BMW’s well-known and proven 2,0-litre turbodiesel engine powers this X3 model. It delivers 110 kW and a meaty 330 Nm of torque, from a nice and low 2 000 rpm. Unfortunately that torque figure seems to be somewhat misleading, as there is considerable lag below 2 000 rpm, which may cause the occasional stumble or stall. The situation is not helped by a heavy and springy clutch. So, from pull-aways and in a traffic situation the BMW X3 2,0d is not the easiest of cars to drive. In fact, it would be considerable better as an automatic, but the situation does improve markedly on the move when the BMW X3, like all BMWs, is exceptionally refined and a pleasure to pilot.
Considering the vehicle’s not-inconsiderable weight of 1 740 kg, the performance is impressive. Juggle the clutch and torque successfully and you may even be able to accelerate to 100 km/h in just over nine seconds, which is very good indeed. Even more impressive is the fuel economy and the fact that a figure of 6,5 L/100 km is actually achievable. On long-distance cruises, keep in mind that sixth is actually an overdrive “economy” gear, and that you may need to shift to fifth or lower to execute overtaking manoeuvres. On that note, the six-speed manual ‘box fitted to this test vehicle wasn’t particularly smooth, especially during downshifts.
Great ride/handling balance
The BMW X3 handles unlike any other SUV of its size. Of course, this is partly because it doesn’t possess much in the way of off-road ability, BMW instead focusing on the on-road dynamics and the X3’s ability on slippery surfaces. It makes use of a full-time xDrive all-wheel drive system that sends power to whichever wheels can best accommodate the power. This boosts stability and grip in muddy, wet or icy conditions in particular. As per usual, BMW’s dynamic stability control system is also fitted.
In normal conditions it handles and rides much like any other BMW, which is to say excellent. The ride is quite firm and the steering on the heavy side at low speeds, but at higher speeds it all smoothes out very impressively, the ride quality being particularly good for a vehicle with such low-profile rubber.

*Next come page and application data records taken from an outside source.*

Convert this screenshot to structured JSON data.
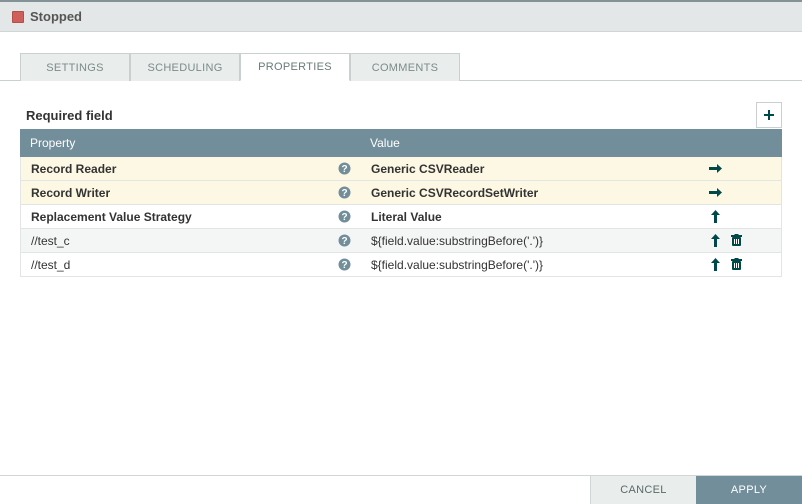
{
  "status": {
    "label": "Stopped"
  },
  "tabs": {
    "settings": "SETTINGS",
    "scheduling": "SCHEDULING",
    "properties": "PROPERTIES",
    "comments": "COMMENTS"
  },
  "section": {
    "title": "Required field"
  },
  "columns": {
    "property": "Property",
    "value": "Value"
  },
  "rows": [
    {
      "property": "Record Reader",
      "value": "Generic CSVReader",
      "required": true,
      "dynamic": false,
      "goto": true,
      "trash": false
    },
    {
      "property": "Record Writer",
      "value": "Generic CSVRecordSetWriter",
      "required": true,
      "dynamic": false,
      "goto": true,
      "trash": false
    },
    {
      "property": "Replacement Value Strategy",
      "value": "Literal Value",
      "required": false,
      "dynamic": false,
      "goto": false,
      "trash": false
    },
    {
      "property": "//test_c",
      "value": "${field.value:substringBefore('.')}",
      "required": false,
      "dynamic": true,
      "goto": false,
      "trash": true
    },
    {
      "property": "//test_d",
      "value": "${field.value:substringBefore('.')}",
      "required": false,
      "dynamic": true,
      "goto": false,
      "trash": true
    }
  ],
  "buttons": {
    "cancel": "CANCEL",
    "apply": "APPLY"
  }
}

BMW X3 - Verdict
The BMW X3 is a quiet, economical, luxurious and classy SUV that is also a delight to drive, whether in the city, or out on the open road. It’s not a vehicle that will take you very far off the beaten track, but that was never BMW’s intention. If you’re looking for something high-riding, spacious and safe, but don’t want to sacrifice performance and handling, then this BMW X3 will take some beating.
- Upmarket looks
- Fuel economy
- Handling balance
We don’t like:
- Long options list
- Easy to stall
Engine: 2,0-litre, four-cylinder, turbodiesel
Power: 110 kW @ 4 000 rpm
Torque: 330 Nm @ 2 000 rpm
Transmission: Six-speed manual
Wheels: 17-inch alloy
Top speed: 215 km/h
0-100 km/h: 9,1 seconds
Fuel economy: 6,5 litres/100 km
- Land Rover Freelander 2,0 Td4 SE: Significantly cheaper than the BMW X3, but also older, less powerful and not nearly as refined. An all-new model can’t be too far away and it’s needed.
- Jeep Cherokee 2,8L CRD Limited: A very popular vehicle in South Africa, and it certainly has its charms. Iconic design and real off-road ability are the major attractions. Unfortunately the interior is neither as comfortable nor as well-built as the BMW X3.
- Kia Sorento 2,5 CRDi 4x4: Don’t snigger… The Sorento is a well-equipped, spacious and surprisingly refined competitor from Korea. What is lacks in badge appeal it makes up for in terms of cabin comfort, features, and overall value. But yes, not quite as polished.